Stored entries
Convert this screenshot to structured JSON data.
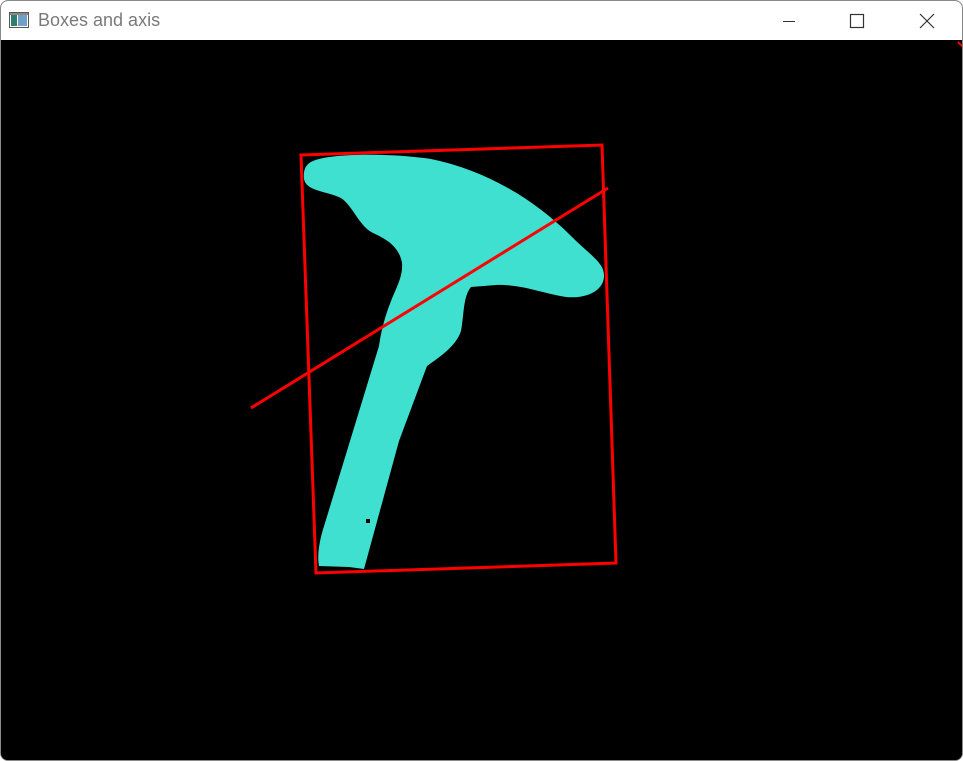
{
  "window": {
    "title": "Boxes and axis"
  },
  "icons": {
    "app": "app-window-icon",
    "minimize": "minimize-icon",
    "maximize": "maximize-icon",
    "close": "close-icon"
  },
  "colors": {
    "background": "#000000",
    "shape_fill": "#40E0D0",
    "box_and_axis": "#FF0000",
    "titlebar": "#FFFFFF",
    "title_text": "#7A7A7A"
  }
}
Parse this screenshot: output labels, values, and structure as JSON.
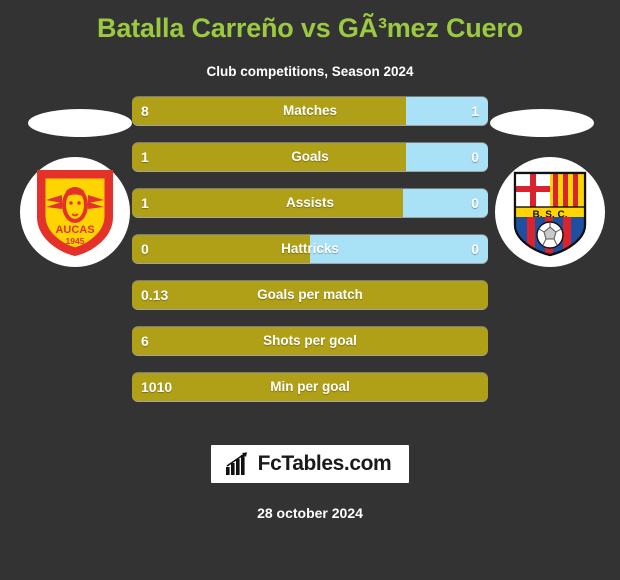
{
  "header": {
    "title": "Batalla Carreño vs GÃ³mez Cuero",
    "subtitle": "Club competitions, Season 2024"
  },
  "teams": {
    "home": {
      "crest_name": "aucas-crest",
      "crest_text": "AUCAS",
      "crest_year": "1945"
    },
    "away": {
      "crest_name": "barcelona-sc-crest",
      "crest_text": "B. S. C."
    }
  },
  "footer": {
    "brand": "FcTables.com",
    "brand_icon": "bar-chart-arrow-icon",
    "date": "28 october 2024"
  },
  "colors": {
    "background": "#333333",
    "title": "#9BC93F",
    "home_bar": "#B0A017",
    "away_bar": "#A9E1F7",
    "text": "#ffffff"
  },
  "chart_data": {
    "type": "bar",
    "title": "Batalla Carreño vs GÃ³mez Cuero",
    "subtitle": "Club competitions, Season 2024",
    "orientation": "horizontal-diverging",
    "xlabel": "",
    "ylabel": "",
    "grid": false,
    "legend_position": "none",
    "series": [
      {
        "name": "Batalla Carreño",
        "side": "left",
        "color": "#B0A017",
        "values": [
          8,
          1,
          1,
          0,
          0.13,
          6,
          1010
        ]
      },
      {
        "name": "GÃ³mez Cuero",
        "side": "right",
        "color": "#A9E1F7",
        "values": [
          1,
          0,
          0,
          0,
          null,
          null,
          null
        ]
      }
    ],
    "categories": [
      "Matches",
      "Goals",
      "Assists",
      "Hattricks",
      "Goals per match",
      "Shots per goal",
      "Min per goal"
    ],
    "rows": [
      {
        "label": "Matches",
        "home": "8",
        "away": "1",
        "home_pct": 77,
        "has_away": true
      },
      {
        "label": "Goals",
        "home": "1",
        "away": "0",
        "home_pct": 77,
        "has_away": true
      },
      {
        "label": "Assists",
        "home": "1",
        "away": "0",
        "home_pct": 76,
        "has_away": true
      },
      {
        "label": "Hattricks",
        "home": "0",
        "away": "0",
        "home_pct": 50,
        "has_away": true
      },
      {
        "label": "Goals per match",
        "home": "0.13",
        "away": "",
        "home_pct": 100,
        "has_away": false
      },
      {
        "label": "Shots per goal",
        "home": "6",
        "away": "",
        "home_pct": 100,
        "has_away": false
      },
      {
        "label": "Min per goal",
        "home": "1010",
        "away": "",
        "home_pct": 100,
        "has_away": false
      }
    ]
  }
}
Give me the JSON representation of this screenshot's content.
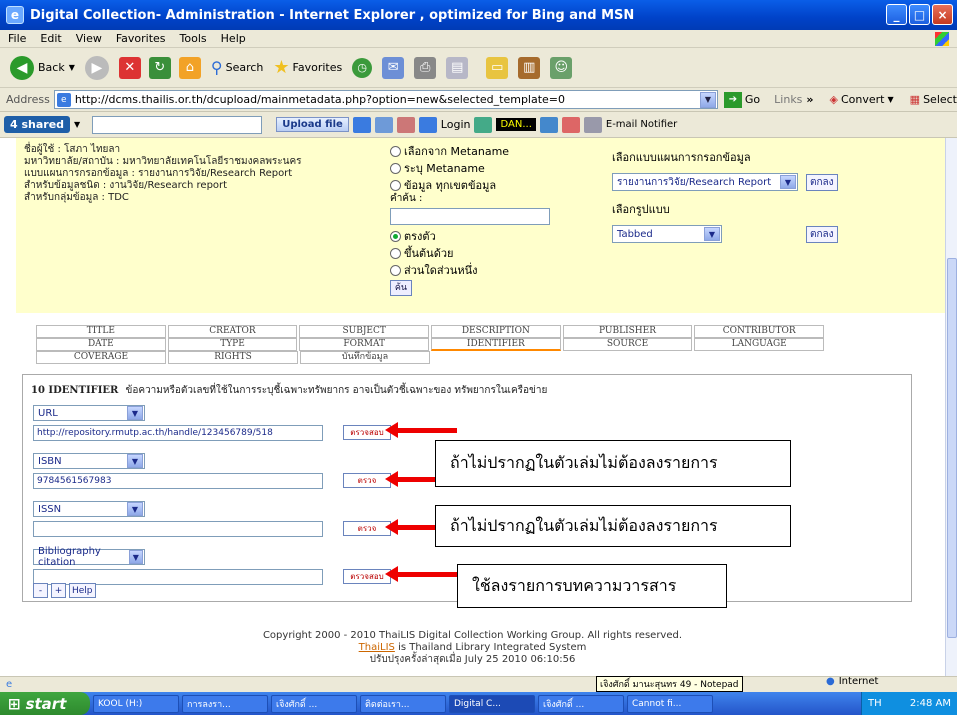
{
  "window": {
    "title": "Digital Collection- Administration - Internet Explorer , optimized for Bing and MSN"
  },
  "menu": [
    "File",
    "Edit",
    "View",
    "Favorites",
    "Tools",
    "Help"
  ],
  "toolbar": {
    "back": "Back",
    "search": "Search",
    "favorites": "Favorites"
  },
  "address": {
    "label": "Address",
    "url": "http://dcms.thailis.or.th/dcupload/mainmetadata.php?option=new&selected_template=0",
    "go": "Go",
    "links": "Links",
    "convert": "Convert",
    "select": "Select"
  },
  "shared_bar": {
    "logo": "4 shared",
    "upload": "Upload file",
    "login": "Login",
    "dan": "DAN...",
    "email_notifier": "E-mail Notifier"
  },
  "info": {
    "lines": [
      "ชื่อผู้ใช้ : โสภา ไทยลา",
      "มหาวิทยาลัย/สถาบัน : มหาวิทยาลัยเทคโนโลยีราชมงคลพระนคร",
      "แบบแผนการกรอกข้อมูล : รายงานการวิจัย/Research Report",
      "สำหรับข้อมูลชนิด : งานวิจัย/Research report",
      "สำหรับกลุ่มข้อมูล : TDC"
    ]
  },
  "search": {
    "options": [
      "เลือกจาก Metaname",
      "ระบุ Metaname",
      "ข้อมูล ทุกเขตข้อมูล"
    ],
    "keyword_label": "คำค้น :",
    "match_options": [
      "ตรงตัว",
      "ขึ้นต้นด้วย",
      "ส่วนใดส่วนหนึ่ง"
    ],
    "match_selected": 0,
    "find_button": "ค้น"
  },
  "template_panel": {
    "template_label": "เลือกแบบแผนการกรอกข้อมูล",
    "template_value": "รายงานการวิจัย/Research Report",
    "ok1": "ตกลง",
    "format_label": "เลือกรูปแบบ",
    "format_value": "Tabbed",
    "ok2": "ตกลง"
  },
  "tabs": {
    "row1": [
      "TITLE",
      "CREATOR",
      "SUBJECT",
      "DESCRIPTION",
      "PUBLISHER",
      "CONTRIBUTOR"
    ],
    "row2": [
      "DATE",
      "TYPE",
      "FORMAT",
      "IDENTIFIER",
      "SOURCE",
      "LANGUAGE"
    ],
    "row3": [
      "COVERAGE",
      "RIGHTS",
      "บันทึกข้อมูล"
    ],
    "active": "IDENTIFIER"
  },
  "section": {
    "number_title": "10 IDENTIFIER",
    "description": "ข้อความหรือตัวเลขที่ใช้ในการระบุชี้เฉพาะทรัพยากร อาจเป็นตัวชี้เฉพาะของ ทรัพยากรในเครือข่าย"
  },
  "fields": [
    {
      "type": "URL",
      "value": "http://repository.rmutp.ac.th/handle/123456789/518",
      "check": "ตรวจสอบ"
    },
    {
      "type": "ISBN",
      "value": "9784561567983",
      "check": "ตรวจ"
    },
    {
      "type": "ISSN",
      "value": "",
      "check": "ตรวจ"
    },
    {
      "type": "Bibliography citation",
      "value": "",
      "check": "ตรวจสอบ"
    }
  ],
  "notes": [
    "ถ้าไม่ปรากฏในตัวเล่มไม่ต้องลงรายการ",
    "ถ้าไม่ปรากฏในตัวเล่มไม่ต้องลงรายการ",
    "ใช้ลงรายการบทความวารสาร"
  ],
  "small_buttons": [
    "-",
    "+",
    "Help"
  ],
  "footer": {
    "copyright": "Copyright 2000 - 2010 ThaiLIS Digital Collection Working Group. All rights reserved.",
    "thailis_link": "ThaiLIS",
    "thailis_rest": " is Thailand Library Integrated System",
    "updated": "ปรับปรุงครั้งล่าสุดเมื่อ July 25 2010 06:10:56"
  },
  "status": {
    "tooltip": "เจิงศักดิ์ มานะสุนทร 49 - Notepad",
    "zone": "Internet"
  },
  "taskbar": {
    "start": "start",
    "tasks": [
      "KOOL (H:)",
      "การลงรา...",
      "เจิงศักดิ์ ...",
      "ติดต่อเรา...",
      "Digital C...",
      "เจิงศักดิ์ ...",
      "Cannot fi..."
    ],
    "lang": "TH",
    "clock": "2:48 AM"
  }
}
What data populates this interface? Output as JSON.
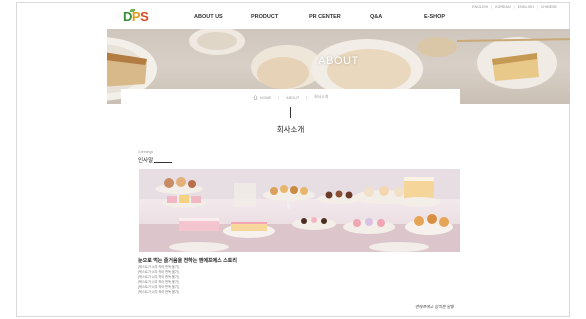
{
  "top_links": [
    "ENGLISH",
    "KOREAN",
    "ENGLISH",
    "CHINESE"
  ],
  "logo": {
    "letters": [
      "D",
      "P",
      "S"
    ]
  },
  "nav": [
    "ABOUT US",
    "PRODUCT",
    "PR CENTER",
    "Q&A",
    "E-SHOP"
  ],
  "hero": {
    "title": "ABOUT"
  },
  "breadcrumb": {
    "home": "HOME",
    "level1": "ABOUT",
    "level2": "회사소개"
  },
  "page_title": "회사소개",
  "greetings": {
    "small": "Greetings",
    "label": "인사말"
  },
  "story": {
    "title": "눈으로 먹는 즐거움을 전하는 엔에프에스 스토리",
    "lines": [
      "(텍스트가 너무 작아 판독 불가)",
      "(텍스트가 너무 작아 판독 불가)",
      "(텍스트가 너무 작아 판독 불가)",
      "(텍스트가 너무 작아 판독 불가)",
      "(텍스트가 너무 작아 판독 불가)",
      "(텍스트가 너무 작아 판독 불가)"
    ],
    "signature": "엔에프에스 임직원 일동"
  },
  "colors": {
    "logo_green": "#3a8c3a",
    "logo_orange": "#e39b1c",
    "logo_red": "#d94a2a"
  }
}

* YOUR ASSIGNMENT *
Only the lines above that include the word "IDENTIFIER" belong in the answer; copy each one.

* ANSWER AREA *
      "IDENTIFIER",
    "active": "IDENTIFIER"
    "number_title": "10 IDENTIFIER",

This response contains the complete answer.